____ Source data
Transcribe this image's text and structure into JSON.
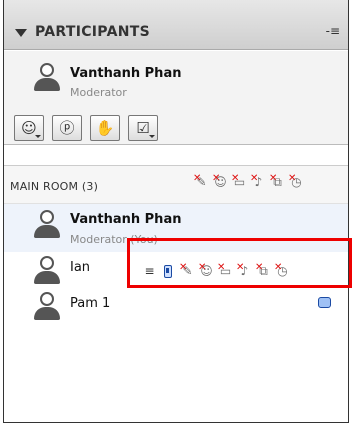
{
  "panel": {
    "title": "PARTICIPANTS",
    "menu_icon": "list-menu-icon"
  },
  "moderator_card": {
    "name": "Vanthanh Phan",
    "role": "Moderator",
    "tools": [
      {
        "icon": "smiley-icon",
        "glyph": "☺"
      },
      {
        "icon": "profile-icon",
        "glyph": "ⓟ"
      },
      {
        "icon": "raise-hand-icon",
        "glyph": "✋"
      },
      {
        "icon": "checkbox-icon",
        "glyph": "☑"
      }
    ]
  },
  "main_room": {
    "label": "MAIN ROOM (3)",
    "participants": [
      {
        "name": "Vanthanh Phan",
        "role": "Moderator (You)"
      },
      {
        "name": "Ian"
      },
      {
        "name": "Pam 1"
      }
    ]
  },
  "colors": {
    "highlight_border": "#e00000",
    "selected_row": "#eef3fb",
    "status_blue": "#1b4aa3"
  }
}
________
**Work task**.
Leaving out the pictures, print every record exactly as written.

**Reply**.
Transcribe this image's text and structure into JSON.
{
  "panel": {
    "title": "PARTICIPANTS",
    "menu_icon": "list-menu-icon"
  },
  "moderator_card": {
    "name": "Vanthanh Phan",
    "role": "Moderator",
    "tools": [
      {
        "icon": "smiley-icon",
        "glyph": "☺"
      },
      {
        "icon": "profile-icon",
        "glyph": "ⓟ"
      },
      {
        "icon": "raise-hand-icon",
        "glyph": "✋"
      },
      {
        "icon": "checkbox-icon",
        "glyph": "☑"
      }
    ]
  },
  "main_room": {
    "label": "MAIN ROOM (3)",
    "participants": [
      {
        "name": "Vanthanh Phan",
        "role": "Moderator (You)"
      },
      {
        "name": "Ian"
      },
      {
        "name": "Pam 1"
      }
    ]
  },
  "colors": {
    "highlight_border": "#e00000",
    "selected_row": "#eef3fb",
    "status_blue": "#1b4aa3"
  }
}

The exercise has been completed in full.